- What you have to do
For every record, give an exact copy that has no pictures in it.

[Material provided — start]

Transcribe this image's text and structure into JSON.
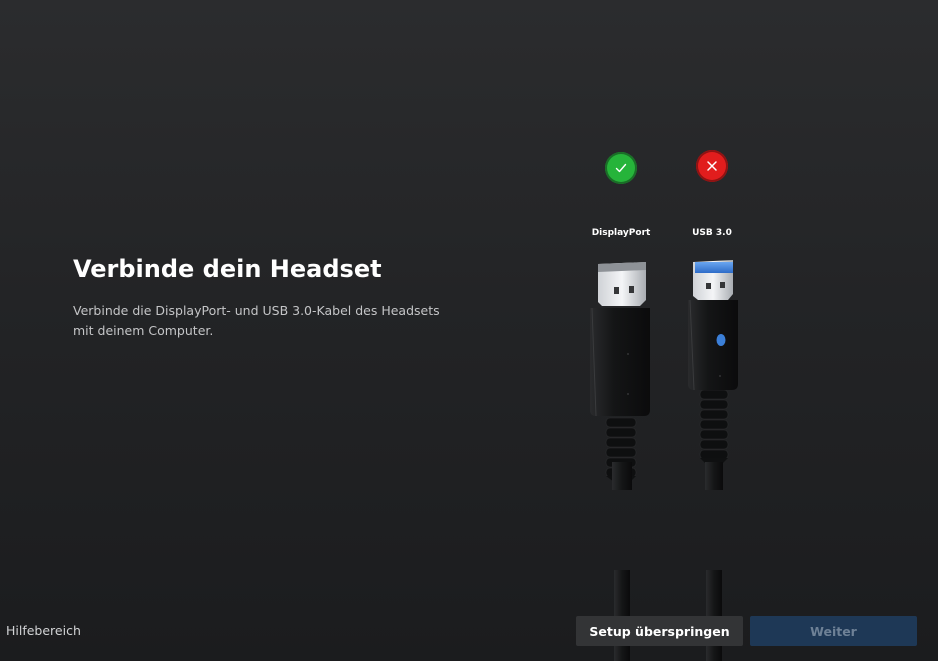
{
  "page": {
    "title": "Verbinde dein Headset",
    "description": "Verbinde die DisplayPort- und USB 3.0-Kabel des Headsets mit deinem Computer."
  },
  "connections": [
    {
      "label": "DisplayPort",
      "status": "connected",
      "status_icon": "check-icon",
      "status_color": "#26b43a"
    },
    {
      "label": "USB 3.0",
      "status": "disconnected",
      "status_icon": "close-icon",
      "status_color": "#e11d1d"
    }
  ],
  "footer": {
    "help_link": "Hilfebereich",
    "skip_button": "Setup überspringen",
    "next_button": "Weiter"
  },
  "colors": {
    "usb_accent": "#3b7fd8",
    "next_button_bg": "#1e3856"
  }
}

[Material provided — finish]

- Solution to the problem
Transcribe this image's text and structure into JSON.
{
  "page": {
    "title": "Verbinde dein Headset",
    "description": "Verbinde die DisplayPort- und USB 3.0-Kabel des Headsets mit deinem Computer."
  },
  "connections": [
    {
      "label": "DisplayPort",
      "status": "connected",
      "status_icon": "check-icon",
      "status_color": "#26b43a"
    },
    {
      "label": "USB 3.0",
      "status": "disconnected",
      "status_icon": "close-icon",
      "status_color": "#e11d1d"
    }
  ],
  "footer": {
    "help_link": "Hilfebereich",
    "skip_button": "Setup überspringen",
    "next_button": "Weiter"
  },
  "colors": {
    "usb_accent": "#3b7fd8",
    "next_button_bg": "#1e3856"
  }
}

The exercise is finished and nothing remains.